Then, finally, there’s Davis, whose own musical ambitions reach an impasse when he realizes what those around him have seen all along: He’s better at vision than execution. So he exits with a take on James Brown’s “Sex Machine” that lampoons his own Uptown origins and makes his way back to the radio station for one of the best moments this series has produced: that beautiful montage set to Louis Armstrong’s “Wrap You Troubles In Dreams.” Alternating shots of Treme’s characters with images from the city they call home, it provides a lyrical summary of the journey so far: Antoine and Desiree have found a home. LaDonna, after her confrontation with her assailant, has come back with Roger, who’s seen the woman with whom he fell in love come back to him. Janette realizes she’s got a long way to go, Nelson is on the outside looking in, Sonny has a life he never could have imagined for himself and is happy living in it, Sofia is carrying on through sadness and disappointment, Albert and Del are rebuilding, Toni and Terry don’t speak, Harley is not forgotten, a kid lies dead as two homicide cops chuckle… And then the city, beautiful, ruined, recovering. That one got me too.


One final note before we say goodbye for now: Ernest Dickerson directs tonight’s episode from a Simon script and both have a little more space thanks to a 90-minute running time. They make the most of it. Many scenes are driven less by dialogue than by wordless bits of acting and it all moves to a slightly more leisurely pace. Where most episodes of Treme have clicked through all of the plots democratically, here we don’t even see major characters into fairly deep into the episode. I liked it. This, to my eyes, is one of the very best episodes the series has produced, and it benefited from the extra space. I’d love to see next season have more 90-minute episodes. It certainly wasn’t too much of a good thing this week.
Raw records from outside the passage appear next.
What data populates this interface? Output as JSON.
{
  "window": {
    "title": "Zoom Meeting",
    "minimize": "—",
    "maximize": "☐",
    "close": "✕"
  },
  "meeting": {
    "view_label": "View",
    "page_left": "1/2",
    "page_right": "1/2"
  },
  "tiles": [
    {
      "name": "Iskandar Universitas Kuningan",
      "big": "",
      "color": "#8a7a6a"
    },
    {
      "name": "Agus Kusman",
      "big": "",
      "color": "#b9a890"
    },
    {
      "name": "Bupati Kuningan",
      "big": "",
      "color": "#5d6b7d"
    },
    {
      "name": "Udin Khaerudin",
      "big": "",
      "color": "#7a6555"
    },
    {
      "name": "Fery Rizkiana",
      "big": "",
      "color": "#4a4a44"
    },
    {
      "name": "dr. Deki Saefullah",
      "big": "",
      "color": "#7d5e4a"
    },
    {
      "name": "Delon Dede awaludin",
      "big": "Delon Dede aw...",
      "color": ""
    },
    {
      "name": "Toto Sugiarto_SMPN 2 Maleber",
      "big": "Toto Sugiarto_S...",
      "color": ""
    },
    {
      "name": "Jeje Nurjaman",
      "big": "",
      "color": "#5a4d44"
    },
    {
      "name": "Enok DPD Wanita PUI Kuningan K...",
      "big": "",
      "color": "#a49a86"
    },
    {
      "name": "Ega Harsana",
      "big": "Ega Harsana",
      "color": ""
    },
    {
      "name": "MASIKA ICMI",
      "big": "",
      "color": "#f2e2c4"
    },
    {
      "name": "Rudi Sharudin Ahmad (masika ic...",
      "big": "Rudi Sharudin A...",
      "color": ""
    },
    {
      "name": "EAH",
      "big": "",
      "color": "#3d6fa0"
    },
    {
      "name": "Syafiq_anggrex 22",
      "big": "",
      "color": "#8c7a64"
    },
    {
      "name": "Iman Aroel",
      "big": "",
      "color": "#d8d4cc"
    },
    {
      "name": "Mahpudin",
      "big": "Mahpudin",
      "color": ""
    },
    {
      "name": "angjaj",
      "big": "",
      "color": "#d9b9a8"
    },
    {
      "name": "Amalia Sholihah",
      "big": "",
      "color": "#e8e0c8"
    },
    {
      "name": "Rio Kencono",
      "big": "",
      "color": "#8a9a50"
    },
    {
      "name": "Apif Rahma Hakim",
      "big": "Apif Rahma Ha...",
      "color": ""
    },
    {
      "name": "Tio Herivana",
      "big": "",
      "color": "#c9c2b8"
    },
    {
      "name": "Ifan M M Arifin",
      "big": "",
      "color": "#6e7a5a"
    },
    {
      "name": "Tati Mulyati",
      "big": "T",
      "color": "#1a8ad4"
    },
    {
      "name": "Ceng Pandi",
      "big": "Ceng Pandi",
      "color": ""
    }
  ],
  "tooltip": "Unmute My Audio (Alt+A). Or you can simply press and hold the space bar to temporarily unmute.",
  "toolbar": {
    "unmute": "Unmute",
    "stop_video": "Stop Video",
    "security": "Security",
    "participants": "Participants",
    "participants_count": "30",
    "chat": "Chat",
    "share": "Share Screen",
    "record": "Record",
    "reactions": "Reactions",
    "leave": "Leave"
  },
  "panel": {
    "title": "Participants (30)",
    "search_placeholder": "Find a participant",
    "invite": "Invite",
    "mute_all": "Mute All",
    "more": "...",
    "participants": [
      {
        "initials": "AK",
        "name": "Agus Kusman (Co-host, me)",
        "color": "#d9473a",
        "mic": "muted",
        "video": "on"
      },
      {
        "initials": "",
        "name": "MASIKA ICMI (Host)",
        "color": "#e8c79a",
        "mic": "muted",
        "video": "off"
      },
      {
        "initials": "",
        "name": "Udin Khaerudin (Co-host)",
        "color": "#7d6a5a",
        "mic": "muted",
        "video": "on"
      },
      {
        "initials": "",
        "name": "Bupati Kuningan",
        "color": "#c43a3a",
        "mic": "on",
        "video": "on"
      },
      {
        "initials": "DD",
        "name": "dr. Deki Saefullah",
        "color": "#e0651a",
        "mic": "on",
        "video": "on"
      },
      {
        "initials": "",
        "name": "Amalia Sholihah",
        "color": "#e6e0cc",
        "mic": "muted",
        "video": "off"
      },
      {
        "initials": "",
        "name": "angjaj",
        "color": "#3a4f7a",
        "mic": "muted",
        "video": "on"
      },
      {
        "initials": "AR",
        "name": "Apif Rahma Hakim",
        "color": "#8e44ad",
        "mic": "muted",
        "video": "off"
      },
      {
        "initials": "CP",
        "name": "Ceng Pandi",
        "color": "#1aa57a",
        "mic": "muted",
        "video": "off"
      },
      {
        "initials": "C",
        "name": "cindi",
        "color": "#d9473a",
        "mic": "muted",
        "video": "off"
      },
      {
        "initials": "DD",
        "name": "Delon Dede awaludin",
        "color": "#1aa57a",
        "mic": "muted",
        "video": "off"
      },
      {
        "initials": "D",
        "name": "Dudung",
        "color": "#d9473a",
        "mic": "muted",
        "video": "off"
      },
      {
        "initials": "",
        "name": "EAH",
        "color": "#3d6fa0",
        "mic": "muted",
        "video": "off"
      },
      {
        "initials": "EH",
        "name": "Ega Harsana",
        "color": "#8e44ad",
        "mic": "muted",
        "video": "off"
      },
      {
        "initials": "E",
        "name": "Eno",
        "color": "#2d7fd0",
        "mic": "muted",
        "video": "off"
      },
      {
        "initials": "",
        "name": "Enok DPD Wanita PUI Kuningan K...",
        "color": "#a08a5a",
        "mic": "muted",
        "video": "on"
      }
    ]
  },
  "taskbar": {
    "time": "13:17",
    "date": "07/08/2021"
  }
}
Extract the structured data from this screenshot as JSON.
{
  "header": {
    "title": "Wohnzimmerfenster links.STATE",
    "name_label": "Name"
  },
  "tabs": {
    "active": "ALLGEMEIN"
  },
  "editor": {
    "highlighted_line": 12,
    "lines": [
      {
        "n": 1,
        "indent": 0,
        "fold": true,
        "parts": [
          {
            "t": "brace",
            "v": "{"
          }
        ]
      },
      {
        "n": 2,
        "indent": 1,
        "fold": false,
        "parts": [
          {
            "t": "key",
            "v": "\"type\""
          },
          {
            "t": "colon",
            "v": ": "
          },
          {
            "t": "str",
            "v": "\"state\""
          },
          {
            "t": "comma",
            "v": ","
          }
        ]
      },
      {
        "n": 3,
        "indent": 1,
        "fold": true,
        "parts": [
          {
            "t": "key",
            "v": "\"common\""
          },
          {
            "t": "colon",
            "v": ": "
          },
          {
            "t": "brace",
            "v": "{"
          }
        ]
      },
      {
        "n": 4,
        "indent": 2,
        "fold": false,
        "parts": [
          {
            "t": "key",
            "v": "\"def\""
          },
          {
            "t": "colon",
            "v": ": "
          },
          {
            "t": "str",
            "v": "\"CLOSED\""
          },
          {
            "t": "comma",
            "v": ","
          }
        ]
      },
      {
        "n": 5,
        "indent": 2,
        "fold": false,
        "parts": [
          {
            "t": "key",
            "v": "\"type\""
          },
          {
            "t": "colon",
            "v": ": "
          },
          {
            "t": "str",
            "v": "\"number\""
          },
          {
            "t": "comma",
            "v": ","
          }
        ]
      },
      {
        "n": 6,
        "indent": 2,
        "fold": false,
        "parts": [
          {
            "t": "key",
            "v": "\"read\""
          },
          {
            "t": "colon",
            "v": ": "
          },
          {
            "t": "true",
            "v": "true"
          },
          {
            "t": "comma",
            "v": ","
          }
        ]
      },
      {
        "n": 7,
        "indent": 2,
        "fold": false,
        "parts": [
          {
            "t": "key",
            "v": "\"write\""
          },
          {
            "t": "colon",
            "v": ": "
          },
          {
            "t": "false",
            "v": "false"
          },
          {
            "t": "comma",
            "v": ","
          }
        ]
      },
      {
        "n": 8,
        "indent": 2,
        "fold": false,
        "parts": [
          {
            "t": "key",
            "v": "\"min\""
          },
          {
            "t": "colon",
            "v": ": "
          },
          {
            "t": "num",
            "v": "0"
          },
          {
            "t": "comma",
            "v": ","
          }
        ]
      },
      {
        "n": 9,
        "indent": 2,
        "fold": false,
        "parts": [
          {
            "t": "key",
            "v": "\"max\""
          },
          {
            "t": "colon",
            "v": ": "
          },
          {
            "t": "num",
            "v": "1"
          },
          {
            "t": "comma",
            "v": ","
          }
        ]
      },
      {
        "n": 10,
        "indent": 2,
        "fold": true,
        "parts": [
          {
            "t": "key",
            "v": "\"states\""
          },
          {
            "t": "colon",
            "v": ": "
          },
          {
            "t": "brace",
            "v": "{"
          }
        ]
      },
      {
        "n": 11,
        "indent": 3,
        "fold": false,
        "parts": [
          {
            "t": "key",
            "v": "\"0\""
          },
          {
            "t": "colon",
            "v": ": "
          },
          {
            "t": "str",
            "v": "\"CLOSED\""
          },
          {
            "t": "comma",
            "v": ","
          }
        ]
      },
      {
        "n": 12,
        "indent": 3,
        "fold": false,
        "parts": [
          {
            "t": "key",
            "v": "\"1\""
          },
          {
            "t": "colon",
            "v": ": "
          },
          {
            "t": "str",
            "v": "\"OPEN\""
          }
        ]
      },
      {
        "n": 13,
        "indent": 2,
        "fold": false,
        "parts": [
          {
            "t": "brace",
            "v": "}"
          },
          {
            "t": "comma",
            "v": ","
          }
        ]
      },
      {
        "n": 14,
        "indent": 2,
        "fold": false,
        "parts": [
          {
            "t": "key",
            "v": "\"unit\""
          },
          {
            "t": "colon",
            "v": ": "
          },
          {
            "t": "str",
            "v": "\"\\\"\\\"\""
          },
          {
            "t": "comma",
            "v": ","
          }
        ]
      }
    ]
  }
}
Stray observations:

• Janette tearing up on streetcar… ‘Nuff said.

• Thanks to Marcus Gilmer for filling in last week. He did a great job. One more round of applause for Marcus, okay?


• I’ll just let Pops tell it too: